_REQUIREMENT:_
If a line in the entries below includes "корі", show that line.

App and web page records
※

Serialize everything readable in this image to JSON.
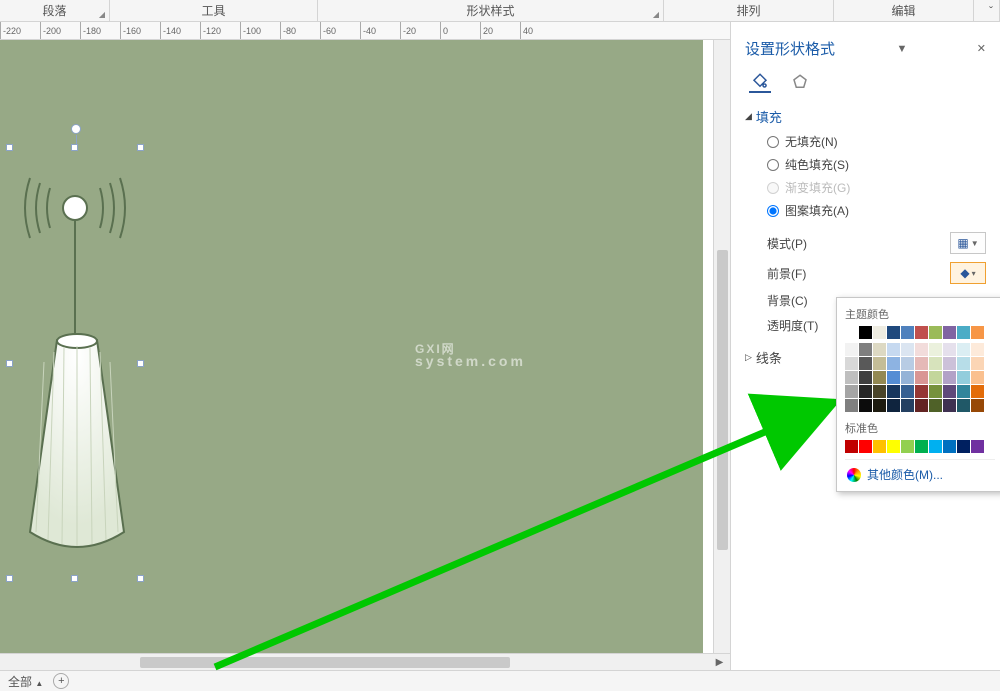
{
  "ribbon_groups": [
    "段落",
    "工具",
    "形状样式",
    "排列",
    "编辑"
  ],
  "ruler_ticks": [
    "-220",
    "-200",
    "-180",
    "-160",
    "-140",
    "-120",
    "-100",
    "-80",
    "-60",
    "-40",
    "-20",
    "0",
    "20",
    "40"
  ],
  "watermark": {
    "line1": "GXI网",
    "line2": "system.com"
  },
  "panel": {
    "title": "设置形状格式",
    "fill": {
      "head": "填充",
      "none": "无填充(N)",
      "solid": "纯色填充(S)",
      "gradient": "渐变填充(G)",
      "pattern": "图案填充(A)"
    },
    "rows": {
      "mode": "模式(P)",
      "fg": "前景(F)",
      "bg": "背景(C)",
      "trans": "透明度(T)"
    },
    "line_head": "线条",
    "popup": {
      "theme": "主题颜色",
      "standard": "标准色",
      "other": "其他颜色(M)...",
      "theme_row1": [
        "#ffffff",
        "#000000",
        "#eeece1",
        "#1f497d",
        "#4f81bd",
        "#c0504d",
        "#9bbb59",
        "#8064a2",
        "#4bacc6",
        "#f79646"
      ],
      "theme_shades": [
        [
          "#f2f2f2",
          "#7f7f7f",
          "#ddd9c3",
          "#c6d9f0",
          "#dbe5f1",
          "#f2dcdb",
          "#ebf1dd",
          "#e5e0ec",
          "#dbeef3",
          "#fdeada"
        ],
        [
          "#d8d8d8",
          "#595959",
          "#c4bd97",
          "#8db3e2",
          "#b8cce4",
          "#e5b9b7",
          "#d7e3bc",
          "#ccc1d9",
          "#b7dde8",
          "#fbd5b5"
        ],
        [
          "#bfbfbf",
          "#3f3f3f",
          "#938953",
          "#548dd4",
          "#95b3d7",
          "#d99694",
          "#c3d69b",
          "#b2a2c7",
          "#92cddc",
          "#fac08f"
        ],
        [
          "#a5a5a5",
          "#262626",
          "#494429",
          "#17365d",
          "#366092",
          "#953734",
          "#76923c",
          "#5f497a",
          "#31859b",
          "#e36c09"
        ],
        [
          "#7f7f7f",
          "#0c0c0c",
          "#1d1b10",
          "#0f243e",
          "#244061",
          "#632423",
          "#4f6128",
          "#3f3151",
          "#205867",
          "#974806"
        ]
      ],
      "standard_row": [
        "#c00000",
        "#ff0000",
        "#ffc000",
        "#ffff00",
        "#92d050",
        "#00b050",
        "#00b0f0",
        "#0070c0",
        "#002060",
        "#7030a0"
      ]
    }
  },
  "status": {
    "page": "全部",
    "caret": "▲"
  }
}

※

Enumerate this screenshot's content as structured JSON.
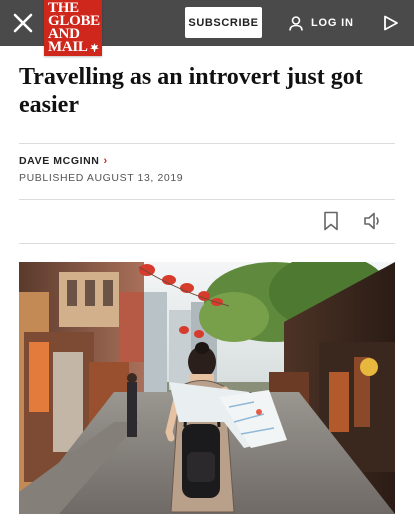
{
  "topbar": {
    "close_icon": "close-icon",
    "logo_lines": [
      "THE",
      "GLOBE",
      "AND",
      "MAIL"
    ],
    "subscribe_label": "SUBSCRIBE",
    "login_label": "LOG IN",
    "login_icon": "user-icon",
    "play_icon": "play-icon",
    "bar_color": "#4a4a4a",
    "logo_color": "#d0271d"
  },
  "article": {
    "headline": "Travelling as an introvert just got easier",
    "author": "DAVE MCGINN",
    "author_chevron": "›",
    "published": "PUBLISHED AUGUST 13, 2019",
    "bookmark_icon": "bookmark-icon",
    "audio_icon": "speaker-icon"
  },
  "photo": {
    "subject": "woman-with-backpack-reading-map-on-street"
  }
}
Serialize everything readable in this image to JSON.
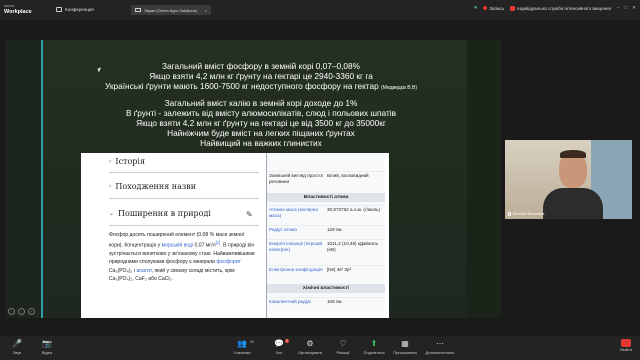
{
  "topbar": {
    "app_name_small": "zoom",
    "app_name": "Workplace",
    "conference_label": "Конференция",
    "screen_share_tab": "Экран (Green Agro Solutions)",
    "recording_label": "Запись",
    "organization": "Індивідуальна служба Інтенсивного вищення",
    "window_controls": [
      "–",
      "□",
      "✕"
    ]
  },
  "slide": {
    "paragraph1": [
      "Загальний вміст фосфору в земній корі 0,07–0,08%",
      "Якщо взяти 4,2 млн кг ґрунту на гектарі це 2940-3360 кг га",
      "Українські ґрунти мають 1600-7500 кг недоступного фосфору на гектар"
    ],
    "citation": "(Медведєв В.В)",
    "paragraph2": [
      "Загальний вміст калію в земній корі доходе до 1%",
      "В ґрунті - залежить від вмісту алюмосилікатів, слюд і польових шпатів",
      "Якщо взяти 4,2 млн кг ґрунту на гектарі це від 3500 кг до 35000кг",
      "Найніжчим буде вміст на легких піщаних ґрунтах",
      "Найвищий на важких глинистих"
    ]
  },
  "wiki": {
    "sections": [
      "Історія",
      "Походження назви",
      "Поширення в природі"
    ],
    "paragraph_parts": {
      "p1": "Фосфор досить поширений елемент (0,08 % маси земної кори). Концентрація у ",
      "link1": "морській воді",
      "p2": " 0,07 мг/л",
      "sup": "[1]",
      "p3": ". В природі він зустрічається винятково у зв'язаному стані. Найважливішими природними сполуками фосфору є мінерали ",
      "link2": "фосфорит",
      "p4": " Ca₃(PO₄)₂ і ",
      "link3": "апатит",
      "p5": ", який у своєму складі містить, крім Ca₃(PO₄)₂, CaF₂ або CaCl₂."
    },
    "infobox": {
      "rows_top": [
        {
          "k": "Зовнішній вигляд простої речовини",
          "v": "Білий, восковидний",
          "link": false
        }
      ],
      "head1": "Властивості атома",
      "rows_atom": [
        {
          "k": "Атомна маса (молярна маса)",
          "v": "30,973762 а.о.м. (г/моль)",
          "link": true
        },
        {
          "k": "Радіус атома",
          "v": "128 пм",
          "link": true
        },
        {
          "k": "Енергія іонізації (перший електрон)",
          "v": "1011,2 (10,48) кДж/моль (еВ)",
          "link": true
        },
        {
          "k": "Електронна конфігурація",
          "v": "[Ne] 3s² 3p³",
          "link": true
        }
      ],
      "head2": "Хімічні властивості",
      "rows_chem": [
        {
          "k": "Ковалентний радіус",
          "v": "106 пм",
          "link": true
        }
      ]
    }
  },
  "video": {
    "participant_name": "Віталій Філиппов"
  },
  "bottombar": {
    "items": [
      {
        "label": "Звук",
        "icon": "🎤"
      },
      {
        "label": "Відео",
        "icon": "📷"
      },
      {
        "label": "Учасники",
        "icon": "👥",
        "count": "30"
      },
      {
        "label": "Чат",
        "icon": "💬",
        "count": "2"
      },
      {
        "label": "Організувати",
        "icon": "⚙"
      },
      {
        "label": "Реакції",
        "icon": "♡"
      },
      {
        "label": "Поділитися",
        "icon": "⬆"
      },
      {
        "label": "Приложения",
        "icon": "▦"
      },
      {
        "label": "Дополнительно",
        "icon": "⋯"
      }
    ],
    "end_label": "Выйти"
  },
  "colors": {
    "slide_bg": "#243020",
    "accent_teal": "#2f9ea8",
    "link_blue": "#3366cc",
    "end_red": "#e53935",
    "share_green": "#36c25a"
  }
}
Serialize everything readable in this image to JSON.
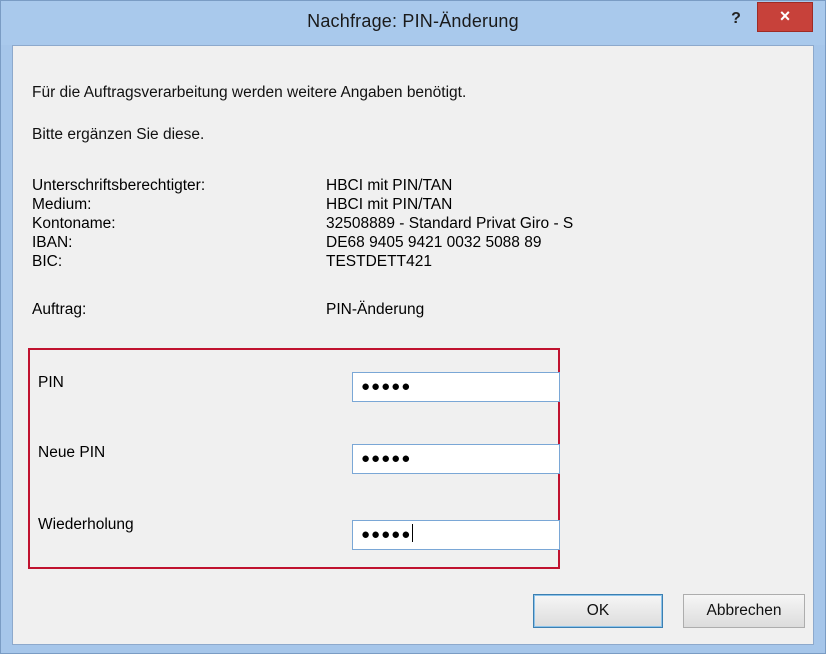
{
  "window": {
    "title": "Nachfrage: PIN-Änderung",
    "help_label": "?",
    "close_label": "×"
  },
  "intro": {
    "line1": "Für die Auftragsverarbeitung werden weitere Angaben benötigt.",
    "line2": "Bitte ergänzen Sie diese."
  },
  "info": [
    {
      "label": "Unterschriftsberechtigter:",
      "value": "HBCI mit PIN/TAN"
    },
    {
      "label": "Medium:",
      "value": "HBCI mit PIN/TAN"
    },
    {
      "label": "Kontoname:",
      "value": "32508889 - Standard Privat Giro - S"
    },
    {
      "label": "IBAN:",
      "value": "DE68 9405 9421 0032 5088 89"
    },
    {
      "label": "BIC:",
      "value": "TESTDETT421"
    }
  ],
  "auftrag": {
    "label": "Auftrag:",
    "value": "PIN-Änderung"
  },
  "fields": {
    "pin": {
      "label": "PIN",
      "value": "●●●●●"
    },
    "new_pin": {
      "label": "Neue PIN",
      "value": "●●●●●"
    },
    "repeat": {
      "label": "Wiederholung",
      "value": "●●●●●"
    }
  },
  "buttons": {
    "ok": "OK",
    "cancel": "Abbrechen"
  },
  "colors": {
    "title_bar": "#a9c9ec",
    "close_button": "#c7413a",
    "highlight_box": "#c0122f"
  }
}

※

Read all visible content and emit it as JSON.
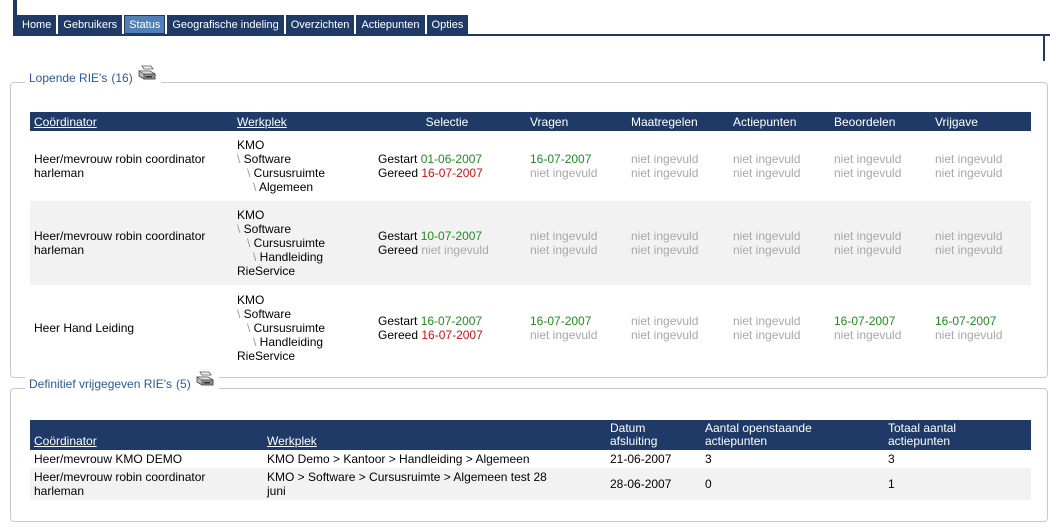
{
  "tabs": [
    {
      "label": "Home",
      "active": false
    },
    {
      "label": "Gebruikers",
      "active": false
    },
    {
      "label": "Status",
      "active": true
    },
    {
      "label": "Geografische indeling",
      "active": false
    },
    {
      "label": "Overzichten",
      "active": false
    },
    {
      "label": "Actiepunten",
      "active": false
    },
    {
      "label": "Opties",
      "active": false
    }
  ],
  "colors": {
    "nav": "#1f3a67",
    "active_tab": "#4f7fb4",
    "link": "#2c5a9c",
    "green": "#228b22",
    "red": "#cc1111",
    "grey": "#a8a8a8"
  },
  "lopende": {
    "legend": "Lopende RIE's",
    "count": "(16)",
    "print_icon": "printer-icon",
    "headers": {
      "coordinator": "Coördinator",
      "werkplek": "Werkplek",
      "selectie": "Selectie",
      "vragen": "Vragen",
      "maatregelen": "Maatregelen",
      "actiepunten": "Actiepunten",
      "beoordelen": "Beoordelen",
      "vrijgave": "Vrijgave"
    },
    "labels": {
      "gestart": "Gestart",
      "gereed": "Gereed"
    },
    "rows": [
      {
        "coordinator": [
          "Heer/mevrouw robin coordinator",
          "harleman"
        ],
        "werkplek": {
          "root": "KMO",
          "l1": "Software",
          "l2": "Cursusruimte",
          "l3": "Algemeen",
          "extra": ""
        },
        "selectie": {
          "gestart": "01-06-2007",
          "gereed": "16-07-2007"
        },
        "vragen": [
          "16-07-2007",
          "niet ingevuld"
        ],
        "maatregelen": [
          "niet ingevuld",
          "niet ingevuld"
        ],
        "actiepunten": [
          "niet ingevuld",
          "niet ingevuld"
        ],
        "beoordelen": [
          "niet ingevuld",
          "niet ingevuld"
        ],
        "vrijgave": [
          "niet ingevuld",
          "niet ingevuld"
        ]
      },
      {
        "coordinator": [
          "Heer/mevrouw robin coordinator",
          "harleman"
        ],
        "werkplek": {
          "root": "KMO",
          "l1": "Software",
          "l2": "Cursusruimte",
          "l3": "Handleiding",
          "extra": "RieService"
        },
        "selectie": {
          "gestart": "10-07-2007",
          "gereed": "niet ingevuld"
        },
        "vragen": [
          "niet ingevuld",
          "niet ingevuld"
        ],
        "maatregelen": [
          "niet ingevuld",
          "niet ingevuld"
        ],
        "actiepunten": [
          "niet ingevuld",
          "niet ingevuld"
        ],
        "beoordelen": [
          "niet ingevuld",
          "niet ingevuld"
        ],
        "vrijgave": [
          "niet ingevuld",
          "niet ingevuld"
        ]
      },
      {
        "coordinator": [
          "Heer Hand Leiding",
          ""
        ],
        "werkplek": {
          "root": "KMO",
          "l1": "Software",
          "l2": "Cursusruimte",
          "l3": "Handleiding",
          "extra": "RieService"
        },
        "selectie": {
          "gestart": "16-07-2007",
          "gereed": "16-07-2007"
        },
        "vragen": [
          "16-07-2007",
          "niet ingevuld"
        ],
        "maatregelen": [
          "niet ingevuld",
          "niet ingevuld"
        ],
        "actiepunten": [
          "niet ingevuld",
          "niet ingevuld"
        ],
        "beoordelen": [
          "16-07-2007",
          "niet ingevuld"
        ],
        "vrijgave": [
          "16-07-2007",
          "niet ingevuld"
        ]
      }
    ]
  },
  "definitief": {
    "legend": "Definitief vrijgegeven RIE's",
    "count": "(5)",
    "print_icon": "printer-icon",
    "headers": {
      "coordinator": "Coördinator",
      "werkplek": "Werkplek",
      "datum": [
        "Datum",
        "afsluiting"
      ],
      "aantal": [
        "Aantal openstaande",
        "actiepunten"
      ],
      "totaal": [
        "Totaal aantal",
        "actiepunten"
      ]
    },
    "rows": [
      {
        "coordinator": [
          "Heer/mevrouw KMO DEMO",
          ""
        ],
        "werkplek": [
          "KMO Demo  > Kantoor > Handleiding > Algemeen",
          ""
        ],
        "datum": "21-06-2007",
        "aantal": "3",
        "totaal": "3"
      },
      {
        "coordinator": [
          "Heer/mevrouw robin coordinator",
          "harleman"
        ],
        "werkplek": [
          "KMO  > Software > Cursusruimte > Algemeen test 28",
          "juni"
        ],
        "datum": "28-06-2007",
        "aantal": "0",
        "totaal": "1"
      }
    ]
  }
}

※

_ANSWER SECTION:_
      "Загальний вміст фосфору в земній корі 0,07–0,08%",
      "Загальний вміст калію в земній корі доходе до 1%",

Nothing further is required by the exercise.